John Wyndham - Web

John Wyndham is best known for three superb science fiction novels, The Day of the Triffids, The Kraken Wakes and The Chrysalids. He is less well known for his short stories, which are often marked by wonderfully subtle British humour (I recommend Pawley's Peepholes as a wonderful example of this), or a great sense of the macabre.

Web was not published until ten years after his death. In a bare 140 pages Wyndham tells a terrifying tale of human fallibility in the face of nature. Its a tight novel, shorn of any embellishment. While there are lots of characters, we know a minimum about them, because the story here is not really about people, but what happens to them.

A millionaire English lord desperate to be remembered for posterity for more than simply endowing a college fund, decides to create a Utopia in the middle of the Pacific.
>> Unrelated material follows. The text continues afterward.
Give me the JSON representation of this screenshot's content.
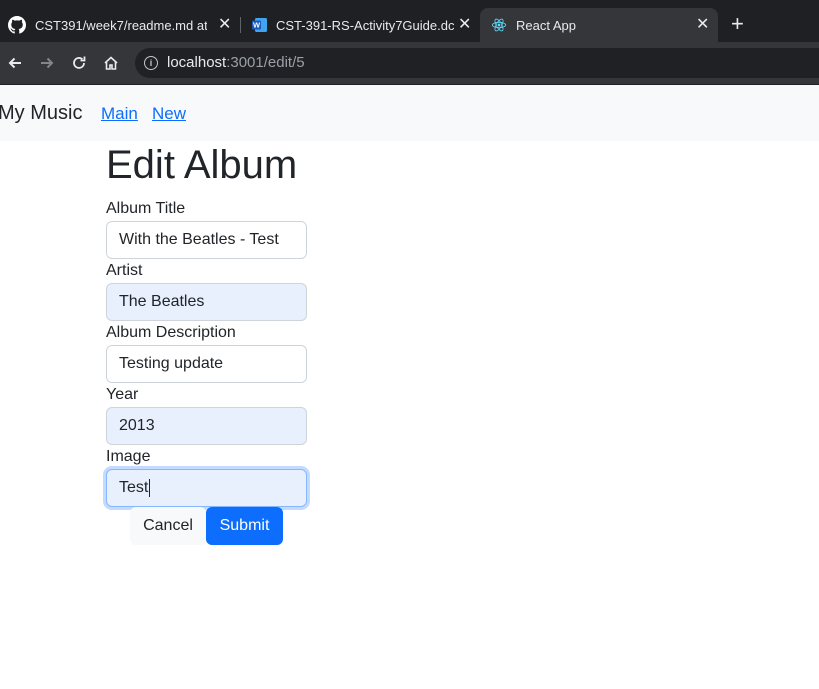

Choosing the remote island of Tanakuata he dispatches a small group of colonists, armed with the latest technology and backed up by large sums of money.

The island is the real story here. Shaded in mist at the beginning, we know little of the physical place, but we know its history. Tales of shipwreck and cannibalism and more recently the betrayal of the islanders who lived there before the place was hit by radiation from a nearby testing of a nuclear bomb. Readers will not be surprised to know that it is here that it all goes wrong.

This is a genuinely creepy novel, that doesn't shy from some interesting philosophical musings on the relationship between humans and nature. But its one that will probably sit longer in the mind than some longer and more detailed books. It'll also probably make you check for cobwebs before you sleep.

"Strange, so few birds... I'd have expected thousands of birds."

1 comment:

pechorinsjournal said...

Web was always one of my favourite Wyndhams, and it's much overlooked so nice to see someone read it. Glad you liked it.